From the perspective of a wealthy country, malaria is a problem that is solved. It’s like smallpox. We ask, Who gets it? Who cares? Isn’t it better to invest in diabetes?
In truth, malaria is more infectious than ever, endemic to 106 nations, threatening half the world’s population and stalling economic development and prosperity.
That’s part of the reason why Timothy A. Springer, PhD, an investigator in the Program in Cellular and Molecular (PCMM) Medicine at Boston Children’s Hospital and the Immune Disease Institute (IDI), took on Plasmodium falciparum, the parasite that causes malaria. Another is that he likes solving problems in immunology – and has made his name discovering molecules that both promote and fight infections, in part by understanding their structures. …
Imagine you’re a long-suffering biologist, and imagine that the problem is figuring out the three-dimensional shape of a very important molecule. The solution could lead to (a) new insights into disease and potential therapies, and (b) career advancement. What if someone gave you virtually unlimited computer power that could crack the problem you’re trying to solve overnight?

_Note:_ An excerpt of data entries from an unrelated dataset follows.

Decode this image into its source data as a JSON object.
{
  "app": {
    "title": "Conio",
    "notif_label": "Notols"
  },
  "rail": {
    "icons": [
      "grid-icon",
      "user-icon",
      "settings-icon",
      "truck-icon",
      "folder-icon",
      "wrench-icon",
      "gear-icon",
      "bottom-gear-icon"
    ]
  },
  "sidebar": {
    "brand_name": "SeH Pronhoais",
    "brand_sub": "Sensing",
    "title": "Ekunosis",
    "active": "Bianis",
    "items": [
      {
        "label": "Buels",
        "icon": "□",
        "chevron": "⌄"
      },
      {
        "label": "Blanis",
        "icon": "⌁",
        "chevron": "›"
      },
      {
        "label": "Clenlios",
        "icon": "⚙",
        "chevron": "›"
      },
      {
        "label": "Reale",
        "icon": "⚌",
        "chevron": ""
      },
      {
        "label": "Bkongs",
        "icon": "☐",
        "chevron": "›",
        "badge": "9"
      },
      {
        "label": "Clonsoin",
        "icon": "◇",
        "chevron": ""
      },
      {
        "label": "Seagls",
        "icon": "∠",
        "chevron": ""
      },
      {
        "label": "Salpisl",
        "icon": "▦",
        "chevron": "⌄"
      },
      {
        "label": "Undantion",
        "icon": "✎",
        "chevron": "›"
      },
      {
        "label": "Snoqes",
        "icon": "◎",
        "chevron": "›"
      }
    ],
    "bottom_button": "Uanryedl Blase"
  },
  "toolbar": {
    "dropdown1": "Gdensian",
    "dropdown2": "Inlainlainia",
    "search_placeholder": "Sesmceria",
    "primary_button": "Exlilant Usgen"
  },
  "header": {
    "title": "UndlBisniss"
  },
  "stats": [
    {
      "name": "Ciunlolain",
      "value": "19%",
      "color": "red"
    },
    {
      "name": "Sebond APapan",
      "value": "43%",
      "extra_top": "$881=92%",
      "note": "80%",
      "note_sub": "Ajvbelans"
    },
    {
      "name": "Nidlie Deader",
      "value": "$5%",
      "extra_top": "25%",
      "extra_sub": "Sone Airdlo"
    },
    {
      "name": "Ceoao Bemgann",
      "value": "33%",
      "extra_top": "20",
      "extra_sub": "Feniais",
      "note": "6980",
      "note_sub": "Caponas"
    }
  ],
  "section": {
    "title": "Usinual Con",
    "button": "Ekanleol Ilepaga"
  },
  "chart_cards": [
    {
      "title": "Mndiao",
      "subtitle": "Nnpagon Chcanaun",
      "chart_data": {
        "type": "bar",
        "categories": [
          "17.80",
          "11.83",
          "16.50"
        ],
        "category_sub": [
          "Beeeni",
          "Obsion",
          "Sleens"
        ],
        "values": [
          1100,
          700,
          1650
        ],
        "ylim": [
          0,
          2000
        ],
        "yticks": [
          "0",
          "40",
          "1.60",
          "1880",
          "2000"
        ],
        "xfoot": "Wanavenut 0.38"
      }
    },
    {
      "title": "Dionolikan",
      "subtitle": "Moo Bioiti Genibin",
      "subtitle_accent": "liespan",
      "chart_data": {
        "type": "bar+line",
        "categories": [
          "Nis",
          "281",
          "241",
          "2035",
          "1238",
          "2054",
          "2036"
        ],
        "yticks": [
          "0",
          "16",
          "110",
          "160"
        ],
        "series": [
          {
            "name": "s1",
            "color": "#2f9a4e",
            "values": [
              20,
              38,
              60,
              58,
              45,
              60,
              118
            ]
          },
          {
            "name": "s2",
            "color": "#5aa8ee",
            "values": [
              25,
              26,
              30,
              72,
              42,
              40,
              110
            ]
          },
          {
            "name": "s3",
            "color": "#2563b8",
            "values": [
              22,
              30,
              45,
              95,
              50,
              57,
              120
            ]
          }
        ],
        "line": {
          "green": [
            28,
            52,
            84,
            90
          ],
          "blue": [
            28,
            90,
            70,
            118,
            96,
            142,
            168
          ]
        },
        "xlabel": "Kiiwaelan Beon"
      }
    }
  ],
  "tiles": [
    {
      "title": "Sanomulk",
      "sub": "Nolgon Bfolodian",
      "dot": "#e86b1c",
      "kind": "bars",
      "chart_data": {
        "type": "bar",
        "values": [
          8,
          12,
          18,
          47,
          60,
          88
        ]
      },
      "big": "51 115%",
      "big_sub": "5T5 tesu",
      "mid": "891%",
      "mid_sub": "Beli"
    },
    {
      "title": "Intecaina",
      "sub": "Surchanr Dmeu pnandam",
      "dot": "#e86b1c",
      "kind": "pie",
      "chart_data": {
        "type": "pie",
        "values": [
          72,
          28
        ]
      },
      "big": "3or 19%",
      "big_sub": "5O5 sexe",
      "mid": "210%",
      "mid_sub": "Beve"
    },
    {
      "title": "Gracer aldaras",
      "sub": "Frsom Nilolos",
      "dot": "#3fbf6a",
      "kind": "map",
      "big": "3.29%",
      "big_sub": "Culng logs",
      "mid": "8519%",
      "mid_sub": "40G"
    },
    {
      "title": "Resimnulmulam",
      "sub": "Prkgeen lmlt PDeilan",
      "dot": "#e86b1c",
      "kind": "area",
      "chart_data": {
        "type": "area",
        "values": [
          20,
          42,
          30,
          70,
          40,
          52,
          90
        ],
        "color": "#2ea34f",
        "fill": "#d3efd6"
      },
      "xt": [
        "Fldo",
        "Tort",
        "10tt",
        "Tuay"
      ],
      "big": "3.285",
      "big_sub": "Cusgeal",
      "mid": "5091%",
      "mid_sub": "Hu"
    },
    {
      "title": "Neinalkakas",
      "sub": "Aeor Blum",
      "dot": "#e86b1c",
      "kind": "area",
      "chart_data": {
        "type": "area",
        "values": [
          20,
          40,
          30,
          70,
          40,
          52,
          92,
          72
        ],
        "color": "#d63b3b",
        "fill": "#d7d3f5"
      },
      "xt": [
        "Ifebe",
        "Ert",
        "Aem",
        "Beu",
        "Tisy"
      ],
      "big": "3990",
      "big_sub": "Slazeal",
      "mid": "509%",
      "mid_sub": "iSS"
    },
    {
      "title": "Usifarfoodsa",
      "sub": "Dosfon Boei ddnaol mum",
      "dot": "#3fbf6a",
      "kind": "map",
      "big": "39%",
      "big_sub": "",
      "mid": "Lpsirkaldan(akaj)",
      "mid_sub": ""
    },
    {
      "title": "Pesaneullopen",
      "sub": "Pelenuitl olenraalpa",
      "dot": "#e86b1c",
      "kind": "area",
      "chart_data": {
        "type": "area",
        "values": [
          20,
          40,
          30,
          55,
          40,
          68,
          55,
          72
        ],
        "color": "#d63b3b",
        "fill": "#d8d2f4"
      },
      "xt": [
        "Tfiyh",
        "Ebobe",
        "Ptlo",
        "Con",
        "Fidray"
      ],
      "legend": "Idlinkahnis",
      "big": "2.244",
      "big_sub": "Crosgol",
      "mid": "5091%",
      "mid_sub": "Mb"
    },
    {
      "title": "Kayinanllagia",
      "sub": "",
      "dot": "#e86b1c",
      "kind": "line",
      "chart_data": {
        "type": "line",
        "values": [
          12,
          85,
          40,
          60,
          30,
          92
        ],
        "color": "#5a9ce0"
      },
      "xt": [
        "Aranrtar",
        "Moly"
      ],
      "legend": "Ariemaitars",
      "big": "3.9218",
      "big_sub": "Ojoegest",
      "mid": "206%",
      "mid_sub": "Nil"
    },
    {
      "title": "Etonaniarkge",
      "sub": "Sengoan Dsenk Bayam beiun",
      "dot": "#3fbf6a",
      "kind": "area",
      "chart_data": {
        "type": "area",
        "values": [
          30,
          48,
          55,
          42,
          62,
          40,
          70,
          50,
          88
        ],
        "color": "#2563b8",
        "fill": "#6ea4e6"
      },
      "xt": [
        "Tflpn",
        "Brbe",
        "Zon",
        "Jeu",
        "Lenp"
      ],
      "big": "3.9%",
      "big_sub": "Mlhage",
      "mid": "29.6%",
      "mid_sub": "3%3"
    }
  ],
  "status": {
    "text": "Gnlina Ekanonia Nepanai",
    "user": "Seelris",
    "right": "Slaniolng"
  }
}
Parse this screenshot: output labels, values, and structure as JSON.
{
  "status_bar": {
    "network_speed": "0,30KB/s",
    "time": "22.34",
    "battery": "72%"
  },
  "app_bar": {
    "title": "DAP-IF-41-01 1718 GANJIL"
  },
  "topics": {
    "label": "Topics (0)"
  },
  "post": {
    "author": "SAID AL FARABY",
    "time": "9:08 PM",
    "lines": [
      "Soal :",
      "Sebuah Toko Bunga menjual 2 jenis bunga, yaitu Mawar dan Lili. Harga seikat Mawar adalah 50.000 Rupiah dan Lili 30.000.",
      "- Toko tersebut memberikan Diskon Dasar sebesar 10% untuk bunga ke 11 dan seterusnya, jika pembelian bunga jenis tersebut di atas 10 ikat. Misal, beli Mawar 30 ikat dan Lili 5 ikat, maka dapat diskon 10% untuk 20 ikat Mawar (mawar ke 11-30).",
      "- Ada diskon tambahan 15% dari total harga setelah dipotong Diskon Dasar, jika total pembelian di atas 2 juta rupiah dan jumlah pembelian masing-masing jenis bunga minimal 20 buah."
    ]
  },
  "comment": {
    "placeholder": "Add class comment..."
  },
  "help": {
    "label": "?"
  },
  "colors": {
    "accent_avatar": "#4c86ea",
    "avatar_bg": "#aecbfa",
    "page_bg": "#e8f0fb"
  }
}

A team at Children’s Hospital Boston has created a super-charged way of solving molecule shapes, harnessing idle scientific computer time across the country and around the world to survey vast reference databases – a “Google Shape” if you will.